1.4 Types of team
If you have chosen to build a team to perform a task, the second question is: ‘What type of team do I need?’. One way of approaching this is to consider the type of task to be performed and its level, from routine to strategic. These factors in turn influence several other key dimensions of teams identified by West (2004):
- Degree of permanence. A team’s lifetime can range from weeks to years depending on the task
- Skill/competence required. This depends on what levels of skill are needed to perform the task
- Autonomy and influence. This may depend on whether the task is routine or strategic and at what level in the organisation the team is formed.
Peckham (1999) suggests four possible types of problem relating to how well it is already known and understood and to what extent there is already a solution to this problem. These are set out in Figure 1. Four types of teams are identified to tackle these different problems: namely, problem-solving teams, creative teams, tactical teams and problem-finding teams.

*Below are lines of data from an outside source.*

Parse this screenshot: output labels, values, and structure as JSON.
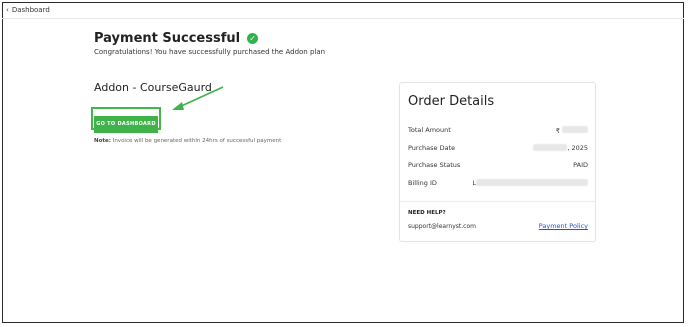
{
  "nav": {
    "back_label": "Dashboard",
    "back_icon": "chevron-left-icon"
  },
  "status": {
    "title": "Payment Successful",
    "icon": "check-circle-icon",
    "accent": "#2fb34a",
    "message": "Congratulations! You have successfully purchased the Addon plan"
  },
  "plan": {
    "name": "Addon - CourseGaurd"
  },
  "actions": {
    "dashboard_button": "GO TO DASHBOARD"
  },
  "note": {
    "label": "Note:",
    "text": " Invoice will be generated within 24hrs of successful payment"
  },
  "order": {
    "title": "Order Details",
    "rows": [
      {
        "label": "Total Amount",
        "value": "₹"
      },
      {
        "label": "Purchase Date",
        "value": ", 2025"
      },
      {
        "label": "Purchase Status",
        "value": "PAID"
      },
      {
        "label": "Billing ID",
        "value": "L"
      }
    ]
  },
  "help": {
    "heading": "NEED HELP?",
    "email": "support@learnyst.com",
    "policy_link": "Payment Policy"
  }
}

Thus, each type of team needs a different mix of individuals with specific skills and knowledge. The mix and balance of skills must be appropriate to the nature of the task.